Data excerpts
━━━━━━━━
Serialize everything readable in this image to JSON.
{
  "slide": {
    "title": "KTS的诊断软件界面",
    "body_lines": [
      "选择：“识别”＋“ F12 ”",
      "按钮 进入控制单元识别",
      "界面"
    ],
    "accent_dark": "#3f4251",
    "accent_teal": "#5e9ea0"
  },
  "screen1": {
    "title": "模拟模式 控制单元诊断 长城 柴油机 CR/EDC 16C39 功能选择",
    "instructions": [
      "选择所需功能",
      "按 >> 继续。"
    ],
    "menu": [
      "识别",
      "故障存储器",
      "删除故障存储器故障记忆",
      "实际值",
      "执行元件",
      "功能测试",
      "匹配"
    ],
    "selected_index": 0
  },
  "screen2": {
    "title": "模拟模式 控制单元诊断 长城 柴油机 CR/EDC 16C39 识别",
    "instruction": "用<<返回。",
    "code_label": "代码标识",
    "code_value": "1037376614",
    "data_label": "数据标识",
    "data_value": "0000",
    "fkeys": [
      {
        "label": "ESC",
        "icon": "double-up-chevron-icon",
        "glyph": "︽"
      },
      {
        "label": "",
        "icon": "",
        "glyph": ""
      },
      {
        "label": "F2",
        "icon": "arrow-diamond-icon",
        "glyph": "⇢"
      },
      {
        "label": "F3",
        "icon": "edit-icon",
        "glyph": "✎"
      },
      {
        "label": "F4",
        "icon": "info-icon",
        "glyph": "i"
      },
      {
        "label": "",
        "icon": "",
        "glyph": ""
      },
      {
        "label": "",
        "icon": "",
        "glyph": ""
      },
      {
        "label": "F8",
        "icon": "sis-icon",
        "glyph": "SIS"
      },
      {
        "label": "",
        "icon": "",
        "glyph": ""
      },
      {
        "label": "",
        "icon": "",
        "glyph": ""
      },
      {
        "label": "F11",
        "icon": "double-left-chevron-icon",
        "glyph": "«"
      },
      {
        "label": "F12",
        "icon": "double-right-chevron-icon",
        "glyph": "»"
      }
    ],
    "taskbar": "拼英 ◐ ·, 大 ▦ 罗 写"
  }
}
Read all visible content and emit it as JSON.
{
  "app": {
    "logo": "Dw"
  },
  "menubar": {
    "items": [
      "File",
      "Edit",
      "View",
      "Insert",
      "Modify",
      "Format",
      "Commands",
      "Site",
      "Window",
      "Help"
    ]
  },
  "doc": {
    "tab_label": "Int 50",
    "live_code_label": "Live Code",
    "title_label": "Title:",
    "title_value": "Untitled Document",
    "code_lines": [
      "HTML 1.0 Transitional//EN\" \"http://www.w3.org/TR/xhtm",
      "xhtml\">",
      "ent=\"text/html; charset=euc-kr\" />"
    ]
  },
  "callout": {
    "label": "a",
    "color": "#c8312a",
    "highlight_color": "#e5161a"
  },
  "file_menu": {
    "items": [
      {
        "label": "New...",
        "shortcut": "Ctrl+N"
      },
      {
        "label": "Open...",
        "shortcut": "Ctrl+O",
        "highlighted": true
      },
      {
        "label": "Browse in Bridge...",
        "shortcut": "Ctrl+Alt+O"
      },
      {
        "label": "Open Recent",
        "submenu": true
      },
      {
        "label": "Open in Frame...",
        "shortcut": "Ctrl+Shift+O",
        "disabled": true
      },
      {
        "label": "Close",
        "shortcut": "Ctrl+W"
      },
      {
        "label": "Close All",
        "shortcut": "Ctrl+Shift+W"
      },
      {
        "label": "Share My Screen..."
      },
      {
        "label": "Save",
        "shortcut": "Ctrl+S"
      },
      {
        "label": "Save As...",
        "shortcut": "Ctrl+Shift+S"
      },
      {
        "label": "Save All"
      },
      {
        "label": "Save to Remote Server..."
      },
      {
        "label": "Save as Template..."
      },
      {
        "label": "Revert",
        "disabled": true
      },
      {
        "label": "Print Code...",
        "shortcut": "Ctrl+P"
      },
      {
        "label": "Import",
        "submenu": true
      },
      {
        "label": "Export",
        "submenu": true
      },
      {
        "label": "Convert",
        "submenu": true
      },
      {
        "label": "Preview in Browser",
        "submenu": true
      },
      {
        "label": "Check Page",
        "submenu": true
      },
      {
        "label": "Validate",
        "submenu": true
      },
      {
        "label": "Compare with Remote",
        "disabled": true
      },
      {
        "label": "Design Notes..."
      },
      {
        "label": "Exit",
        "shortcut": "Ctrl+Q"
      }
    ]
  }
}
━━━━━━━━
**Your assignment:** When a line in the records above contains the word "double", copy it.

**Solution for this exercise:**
        "icon": "double-up-chevron-icon",
        "icon": "double-left-chevron-icon",
        "icon": "double-right-chevron-icon",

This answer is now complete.